Saved entries
☆ ☆ ☆
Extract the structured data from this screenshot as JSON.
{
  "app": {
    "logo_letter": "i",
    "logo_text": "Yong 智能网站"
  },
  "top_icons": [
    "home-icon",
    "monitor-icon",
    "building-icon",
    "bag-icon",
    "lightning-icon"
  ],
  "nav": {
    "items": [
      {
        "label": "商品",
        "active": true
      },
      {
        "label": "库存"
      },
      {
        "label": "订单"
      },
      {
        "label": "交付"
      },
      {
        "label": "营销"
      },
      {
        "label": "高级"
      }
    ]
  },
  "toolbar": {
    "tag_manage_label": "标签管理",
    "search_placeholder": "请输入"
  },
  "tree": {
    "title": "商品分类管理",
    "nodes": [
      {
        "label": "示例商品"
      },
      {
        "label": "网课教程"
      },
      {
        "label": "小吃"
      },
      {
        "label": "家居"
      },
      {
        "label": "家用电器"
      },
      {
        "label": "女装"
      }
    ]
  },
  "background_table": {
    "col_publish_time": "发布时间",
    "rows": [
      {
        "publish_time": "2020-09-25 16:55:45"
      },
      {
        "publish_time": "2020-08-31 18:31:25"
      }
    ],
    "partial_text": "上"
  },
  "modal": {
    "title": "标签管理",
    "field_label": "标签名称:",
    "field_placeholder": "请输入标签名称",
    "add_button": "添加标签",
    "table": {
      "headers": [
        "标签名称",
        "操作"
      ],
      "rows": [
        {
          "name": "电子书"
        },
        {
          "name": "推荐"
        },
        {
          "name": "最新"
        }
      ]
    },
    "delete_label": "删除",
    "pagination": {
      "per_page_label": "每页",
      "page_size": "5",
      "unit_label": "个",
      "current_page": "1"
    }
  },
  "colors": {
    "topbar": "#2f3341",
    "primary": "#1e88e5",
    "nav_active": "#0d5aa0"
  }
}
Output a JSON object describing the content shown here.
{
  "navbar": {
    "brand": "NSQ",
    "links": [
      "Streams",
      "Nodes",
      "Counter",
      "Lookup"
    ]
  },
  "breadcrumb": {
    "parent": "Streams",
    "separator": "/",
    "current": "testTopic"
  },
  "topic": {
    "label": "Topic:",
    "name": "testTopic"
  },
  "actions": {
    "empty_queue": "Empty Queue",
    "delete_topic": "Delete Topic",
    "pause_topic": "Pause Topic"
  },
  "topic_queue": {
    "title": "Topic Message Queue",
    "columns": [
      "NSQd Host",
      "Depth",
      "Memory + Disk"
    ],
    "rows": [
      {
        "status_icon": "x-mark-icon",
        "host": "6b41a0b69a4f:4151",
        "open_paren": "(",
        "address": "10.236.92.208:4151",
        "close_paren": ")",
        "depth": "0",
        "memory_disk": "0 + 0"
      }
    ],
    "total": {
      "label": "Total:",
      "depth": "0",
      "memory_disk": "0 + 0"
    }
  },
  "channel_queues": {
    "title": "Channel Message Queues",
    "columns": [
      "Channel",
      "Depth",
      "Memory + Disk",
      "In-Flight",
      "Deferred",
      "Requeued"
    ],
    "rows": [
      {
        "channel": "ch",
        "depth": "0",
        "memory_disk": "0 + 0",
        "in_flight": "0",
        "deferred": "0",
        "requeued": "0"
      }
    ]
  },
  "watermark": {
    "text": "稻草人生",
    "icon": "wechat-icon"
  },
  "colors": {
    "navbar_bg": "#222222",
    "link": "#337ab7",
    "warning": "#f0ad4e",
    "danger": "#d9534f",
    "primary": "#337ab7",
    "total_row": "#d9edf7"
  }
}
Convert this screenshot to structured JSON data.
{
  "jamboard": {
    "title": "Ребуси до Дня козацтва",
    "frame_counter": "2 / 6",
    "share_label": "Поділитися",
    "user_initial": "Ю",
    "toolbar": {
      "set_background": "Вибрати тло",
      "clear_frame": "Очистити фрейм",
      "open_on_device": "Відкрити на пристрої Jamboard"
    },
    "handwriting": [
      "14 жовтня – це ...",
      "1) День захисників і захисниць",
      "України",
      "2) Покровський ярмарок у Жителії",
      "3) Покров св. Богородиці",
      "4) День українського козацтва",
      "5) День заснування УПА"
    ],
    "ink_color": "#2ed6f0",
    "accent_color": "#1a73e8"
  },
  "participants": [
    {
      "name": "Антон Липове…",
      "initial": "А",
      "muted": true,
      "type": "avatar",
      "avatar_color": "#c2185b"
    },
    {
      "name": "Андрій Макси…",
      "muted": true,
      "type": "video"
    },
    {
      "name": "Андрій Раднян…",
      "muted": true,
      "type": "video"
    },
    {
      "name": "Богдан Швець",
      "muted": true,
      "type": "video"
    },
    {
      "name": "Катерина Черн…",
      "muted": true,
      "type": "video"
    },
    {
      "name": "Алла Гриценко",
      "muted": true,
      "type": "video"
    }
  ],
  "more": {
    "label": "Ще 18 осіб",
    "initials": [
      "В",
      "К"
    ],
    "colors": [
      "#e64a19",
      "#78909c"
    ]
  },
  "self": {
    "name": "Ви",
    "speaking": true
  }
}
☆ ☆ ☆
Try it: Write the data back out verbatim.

Answer box:
Extract the structured data from this screenshot as JSON.
{
  "app": {
    "logo_letter": "i",
    "logo_text": "Yong 智能网站"
  },
  "top_icons": [
    "home-icon",
    "monitor-icon",
    "building-icon",
    "bag-icon",
    "lightning-icon"
  ],
  "nav": {
    "items": [
      {
        "label": "商品",
        "active": true
      },
      {
        "label": "库存"
      },
      {
        "label": "订单"
      },
      {
        "label": "交付"
      },
      {
        "label": "营销"
      },
      {
        "label": "高级"
      }
    ]
  },
  "toolbar": {
    "tag_manage_label": "标签管理",
    "search_placeholder": "请输入"
  },
  "tree": {
    "title": "商品分类管理",
    "nodes": [
      {
        "label": "示例商品"
      },
      {
        "label": "网课教程"
      },
      {
        "label": "小吃"
      },
      {
        "label": "家居"
      },
      {
        "label": "家用电器"
      },
      {
        "label": "女装"
      }
    ]
  },
  "background_table": {
    "col_publish_time": "发布时间",
    "rows": [
      {
        "publish_time": "2020-09-25 16:55:45"
      },
      {
        "publish_time": "2020-08-31 18:31:25"
      }
    ],
    "partial_text": "上"
  },
  "modal": {
    "title": "标签管理",
    "field_label": "标签名称:",
    "field_placeholder": "请输入标签名称",
    "add_button": "添加标签",
    "table": {
      "headers": [
        "标签名称",
        "操作"
      ],
      "rows": [
        {
          "name": "电子书"
        },
        {
          "name": "推荐"
        },
        {
          "name": "最新"
        }
      ]
    },
    "delete_label": "删除",
    "pagination": {
      "per_page_label": "每页",
      "page_size": "5",
      "unit_label": "个",
      "current_page": "1"
    }
  },
  "colors": {
    "topbar": "#2f3341",
    "primary": "#1e88e5",
    "nav_active": "#0d5aa0"
  }
}
Output a JSON object describing the content shown here.
{
  "navbar": {
    "brand": "NSQ",
    "links": [
      "Streams",
      "Nodes",
      "Counter",
      "Lookup"
    ]
  },
  "breadcrumb": {
    "parent": "Streams",
    "separator": "/",
    "current": "testTopic"
  },
  "topic": {
    "label": "Topic:",
    "name": "testTopic"
  },
  "actions": {
    "empty_queue": "Empty Queue",
    "delete_topic": "Delete Topic",
    "pause_topic": "Pause Topic"
  },
  "topic_queue": {
    "title": "Topic Message Queue",
    "columns": [
      "NSQd Host",
      "Depth",
      "Memory + Disk"
    ],
    "rows": [
      {
        "status_icon": "x-mark-icon",
        "host": "6b41a0b69a4f:4151",
        "open_paren": "(",
        "address": "10.236.92.208:4151",
        "close_paren": ")",
        "depth": "0",
        "memory_disk": "0 + 0"
      }
    ],
    "total": {
      "label": "Total:",
      "depth": "0",
      "memory_disk": "0 + 0"
    }
  },
  "channel_queues": {
    "title": "Channel Message Queues",
    "columns": [
      "Channel",
      "Depth",
      "Memory + Disk",
      "In-Flight",
      "Deferred",
      "Requeued"
    ],
    "rows": [
      {
        "channel": "ch",
        "depth": "0",
        "memory_disk": "0 + 0",
        "in_flight": "0",
        "deferred": "0",
        "requeued": "0"
      }
    ]
  },
  "watermark": {
    "text": "稻草人生",
    "icon": "wechat-icon"
  },
  "colors": {
    "navbar_bg": "#222222",
    "link": "#337ab7",
    "warning": "#f0ad4e",
    "danger": "#d9534f",
    "primary": "#337ab7",
    "total_row": "#d9edf7"
  }
}
Convert this screenshot to structured JSON data.
{
  "jamboard": {
    "title": "Ребуси до Дня козацтва",
    "frame_counter": "2 / 6",
    "share_label": "Поділитися",
    "user_initial": "Ю",
    "toolbar": {
      "set_background": "Вибрати тло",
      "clear_frame": "Очистити фрейм",
      "open_on_device": "Відкрити на пристрої Jamboard"
    },
    "handwriting": [
      "14 жовтня – це ...",
      "1) День захисників і захисниць",
      "України",
      "2) Покровський ярмарок у Жителії",
      "3) Покров св. Богородиці",
      "4) День українського козацтва",
      "5) День заснування УПА"
    ],
    "ink_color": "#2ed6f0",
    "accent_color": "#1a73e8"
  },
  "participants": [
    {
      "name": "Антон Липове…",
      "initial": "А",
      "muted": true,
      "type": "avatar",
      "avatar_color": "#c2185b"
    },
    {
      "name": "Андрій Макси…",
      "muted": true,
      "type": "video"
    },
    {
      "name": "Андрій Раднян…",
      "muted": true,
      "type": "video"
    },
    {
      "name": "Богдан Швець",
      "muted": true,
      "type": "video"
    },
    {
      "name": "Катерина Черн…",
      "muted": true,
      "type": "video"
    },
    {
      "name": "Алла Гриценко",
      "muted": true,
      "type": "video"
    }
  ],
  "more": {
    "label": "Ще 18 осіб",
    "initials": [
      "В",
      "К"
    ],
    "colors": [
      "#e64a19",
      "#78909c"
    ]
  },
  "self": {
    "name": "Ви",
    "speaking": true
  }
}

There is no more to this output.